Did you make an upfront payment to the Builder? If so, the payment channel may play a role in helping you get redress.

For example, if you made payments via credit card, you may be able to get back some or all of the money. In the case of credit card payments, you can recover your money using Section 75 of the Consumer Credit Act of 1974.

Alternatively, if your building work was insured, you can claim from your insurance company. You can also check if your home insurance provides legal cover for building disputes. This option will require you to speak with a solicitor.

6. Litigation 

room with sofa, armchair and table

If every other dispute resolution avenue has failed, the only option may be to settle the matter in court. At this point, you need to speak with a solicitor to understand your chances and what you need to win.

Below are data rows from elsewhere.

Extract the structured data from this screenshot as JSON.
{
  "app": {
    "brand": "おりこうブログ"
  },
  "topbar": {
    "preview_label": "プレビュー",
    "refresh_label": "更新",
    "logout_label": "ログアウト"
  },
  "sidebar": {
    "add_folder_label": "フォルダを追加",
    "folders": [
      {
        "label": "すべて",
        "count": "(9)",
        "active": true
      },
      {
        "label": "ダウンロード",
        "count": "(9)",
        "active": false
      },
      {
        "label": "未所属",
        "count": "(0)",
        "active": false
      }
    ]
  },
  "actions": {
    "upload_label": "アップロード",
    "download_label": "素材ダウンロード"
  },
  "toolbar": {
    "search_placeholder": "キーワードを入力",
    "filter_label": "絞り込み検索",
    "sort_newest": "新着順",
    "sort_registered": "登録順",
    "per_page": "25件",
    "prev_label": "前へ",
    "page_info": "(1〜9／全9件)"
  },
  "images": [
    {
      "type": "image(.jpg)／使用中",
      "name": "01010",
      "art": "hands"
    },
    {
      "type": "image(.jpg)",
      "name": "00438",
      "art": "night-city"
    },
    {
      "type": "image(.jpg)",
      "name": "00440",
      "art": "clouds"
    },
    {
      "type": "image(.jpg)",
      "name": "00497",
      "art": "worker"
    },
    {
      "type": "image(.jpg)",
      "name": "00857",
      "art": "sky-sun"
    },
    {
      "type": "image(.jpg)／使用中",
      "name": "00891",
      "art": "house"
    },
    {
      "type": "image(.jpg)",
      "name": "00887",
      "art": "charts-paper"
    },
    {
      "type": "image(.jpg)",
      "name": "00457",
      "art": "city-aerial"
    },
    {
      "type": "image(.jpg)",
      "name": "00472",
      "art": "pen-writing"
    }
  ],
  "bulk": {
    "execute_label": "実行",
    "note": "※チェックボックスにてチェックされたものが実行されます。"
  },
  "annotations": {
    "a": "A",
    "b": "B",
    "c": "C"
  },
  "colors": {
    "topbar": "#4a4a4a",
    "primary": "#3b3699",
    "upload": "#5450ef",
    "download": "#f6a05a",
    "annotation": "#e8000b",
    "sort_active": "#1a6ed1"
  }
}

The size of your claim will determine which track it would take in the county court. If your claim is below £10,000, the matter will go to the small claims track.

Claims above £10,000 are in the fast-track category, while complex claims, £25,000 and above, are in the multi-track category. While every dispute requires its unique strategy, you can expect your solicitor to make a case summary and file proceedings with the court.

Then, the defendant (Builder) will get a copy and have 14 days to respond to the proceedings. They are then expected to file an admission, accepting the claim, or a defence, disputing some or all parts of the claim. However, suppose they don’t respond to all these actions. You can apply to the court for a default judgment.

7. Explore ADR Methods

Alternative Dispute Resolution (ADR) techniques are an alternative way to resolve disputes arising from construction projects. These include arbitration, mediation, conciliation, etc., and are often less expensive than litigation in a law court.

Plus, they can help preserve the relationship between both parties. However, both parties must be willing to partake in the alternative dispute resolution process.

Most construction contracts provide for an ADR method for resolving disputes that may arise. But if it does, parties can, on their own, decide to settle out of court and choose a conciliation method that works best for them.


Clara Annesley

Clara Annesley is an interior design and construction content writer. She holds a BSc (Hons) in Architectural Design Technology from the University of West London. Clara specialises in residential construction for topics like health & safety, architectural design and writing cost guides for renovation and remodelling projects.